▶ [Your assignment] Select the lines below containing the word "this".

── Excerpted data

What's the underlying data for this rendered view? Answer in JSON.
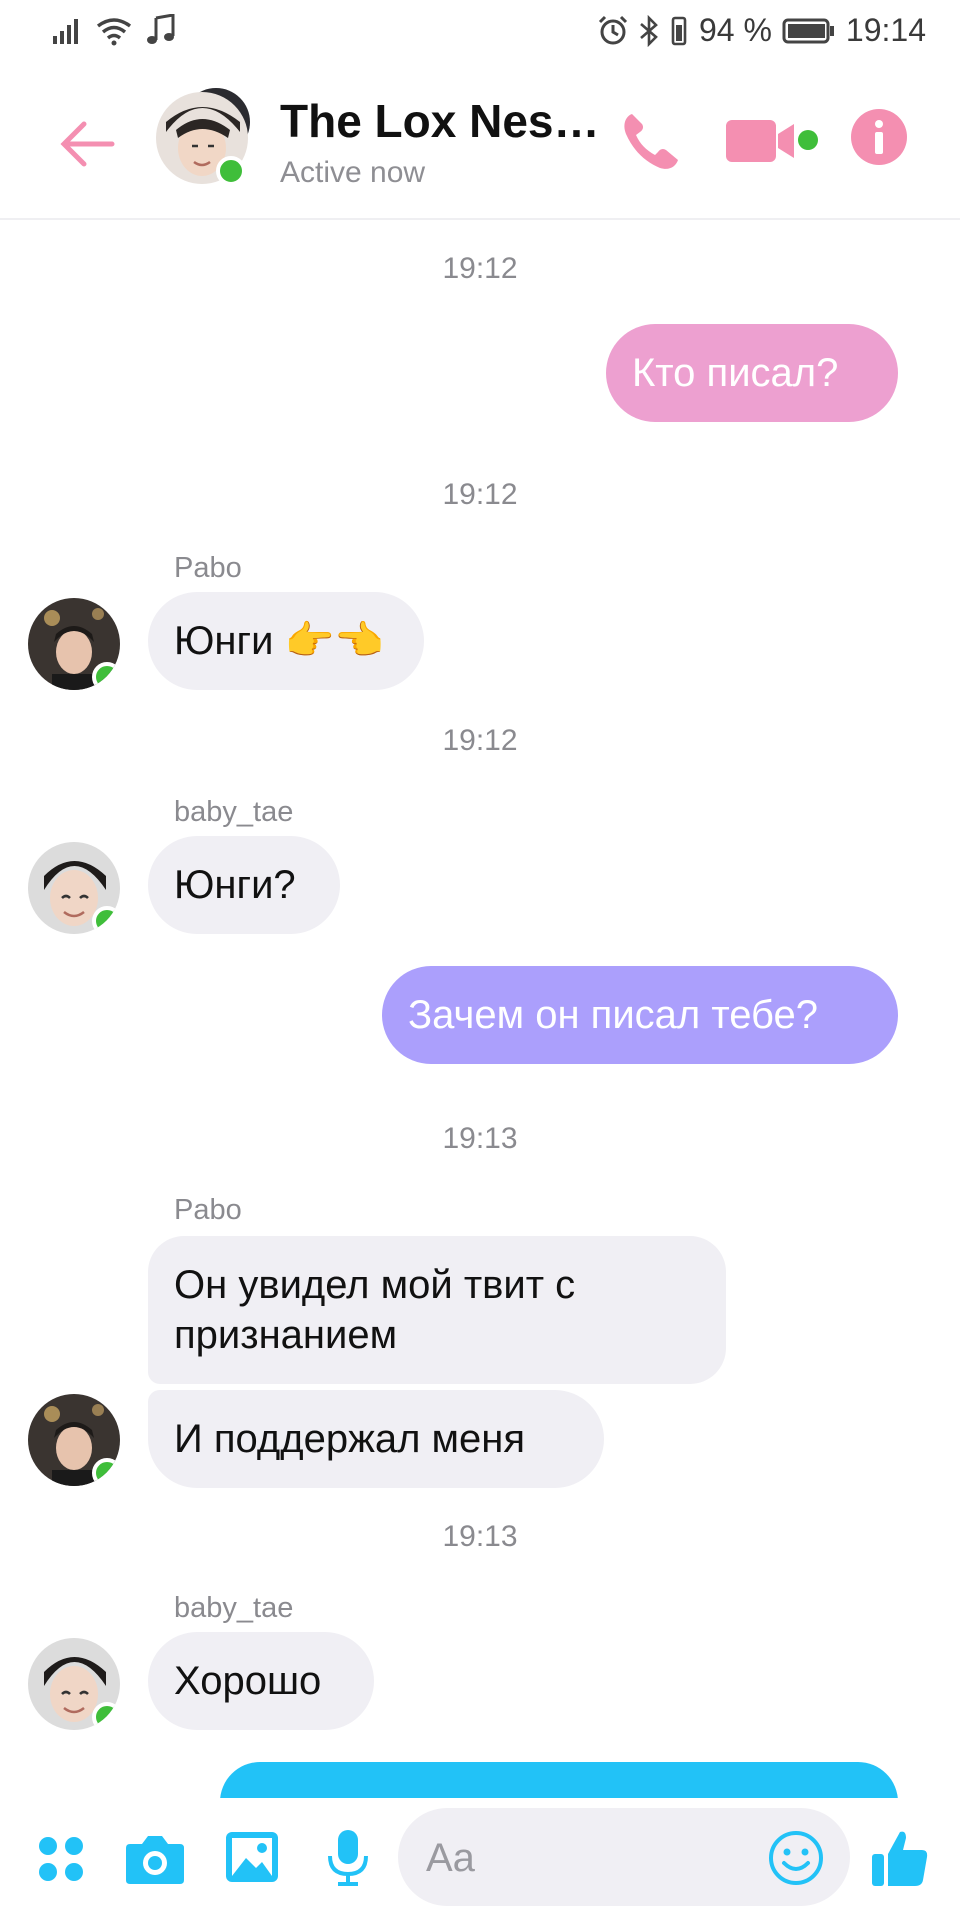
{
  "status_bar": {
    "battery_percent": "94 %",
    "time": "19:14",
    "icons": [
      "signal-icon",
      "wifi-icon",
      "music-note-icon",
      "alarm-icon",
      "bluetooth-icon",
      "vibrate-icon",
      "battery-icon"
    ]
  },
  "header": {
    "title": "The Lox Nes…",
    "subtitle": "Active now",
    "accent_color": "#f48fb1",
    "icons": [
      "back-arrow-icon",
      "phone-icon",
      "video-call-icon",
      "info-icon"
    ]
  },
  "messages": [
    {
      "time": "19:12"
    },
    {
      "direction": "out",
      "text": "Кто писал?",
      "color": "#eda0d0"
    },
    {
      "time": "19:12"
    },
    {
      "direction": "in",
      "sender": "Pabo",
      "text": "Юнги 👉👈"
    },
    {
      "time": "19:12"
    },
    {
      "direction": "in",
      "sender": "baby_tae",
      "text": "Юнги?"
    },
    {
      "direction": "out",
      "text": "Зачем он писал тебе?",
      "color": "#ab9ffc"
    },
    {
      "time": "19:13"
    },
    {
      "direction": "in",
      "sender": "Pabo",
      "text_lines": [
        "Он увидел мой твит с",
        "признанием"
      ]
    },
    {
      "direction": "in",
      "text": "И поддержал меня"
    },
    {
      "time": "19:13"
    },
    {
      "direction": "in",
      "sender": "baby_tae",
      "text": "Хорошо"
    },
    {
      "direction": "out",
      "text": "",
      "color": "#22c2f7"
    }
  ],
  "composer": {
    "placeholder": "Aa",
    "accent_color": "#22c2f7",
    "icons": [
      "apps-grid-icon",
      "camera-icon",
      "gallery-icon",
      "microphone-icon",
      "emoji-icon",
      "thumbs-up-icon"
    ]
  }
}
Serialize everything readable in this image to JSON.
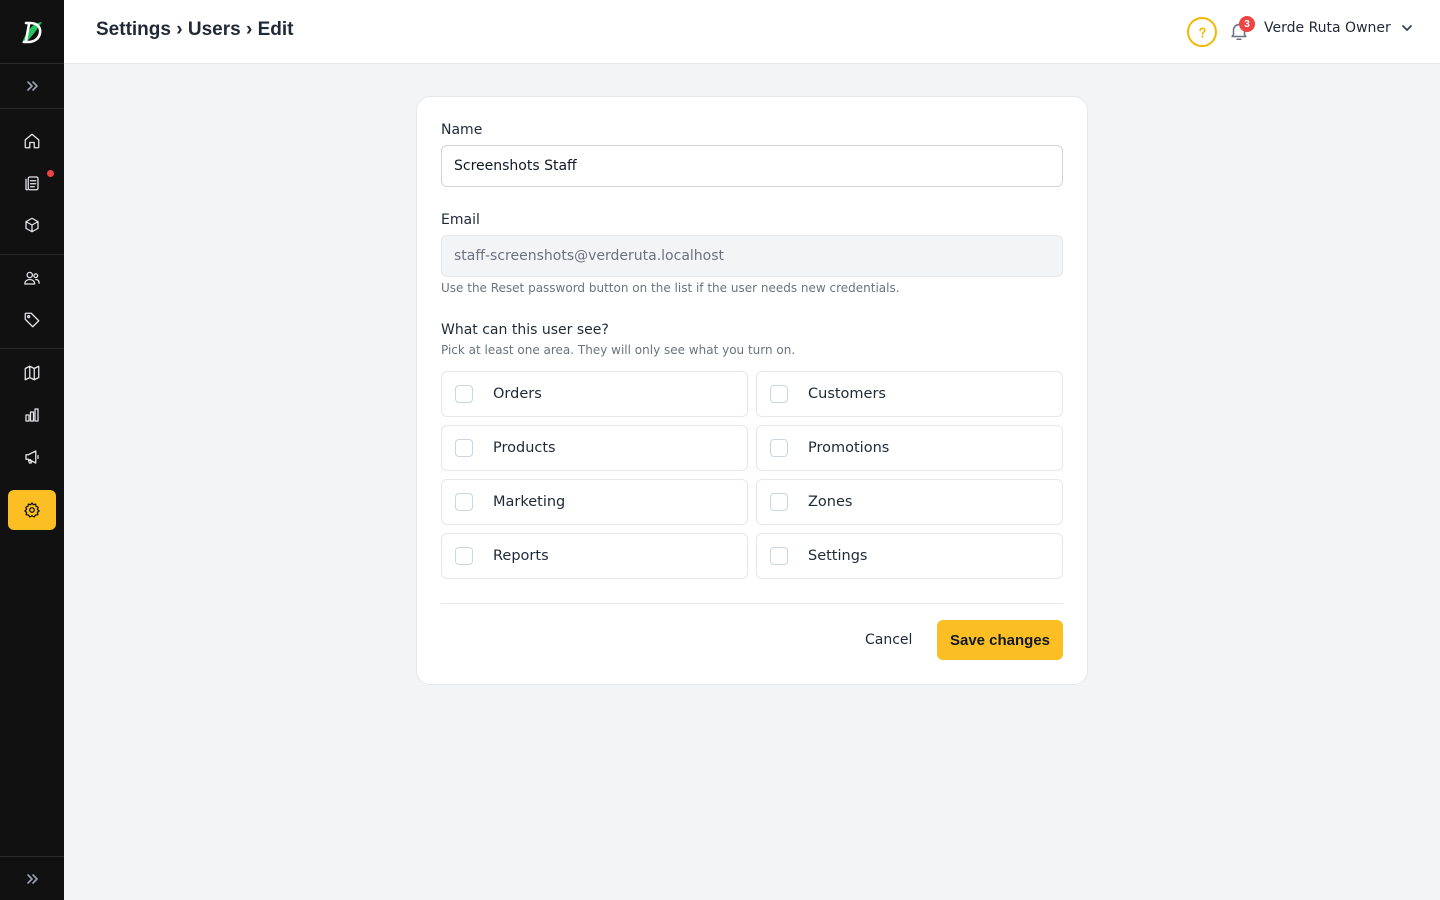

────

▶ [Output below]
What's the underlying data for this rendered view? Answer in JSON.
Serialize everything readable in this image to JSON.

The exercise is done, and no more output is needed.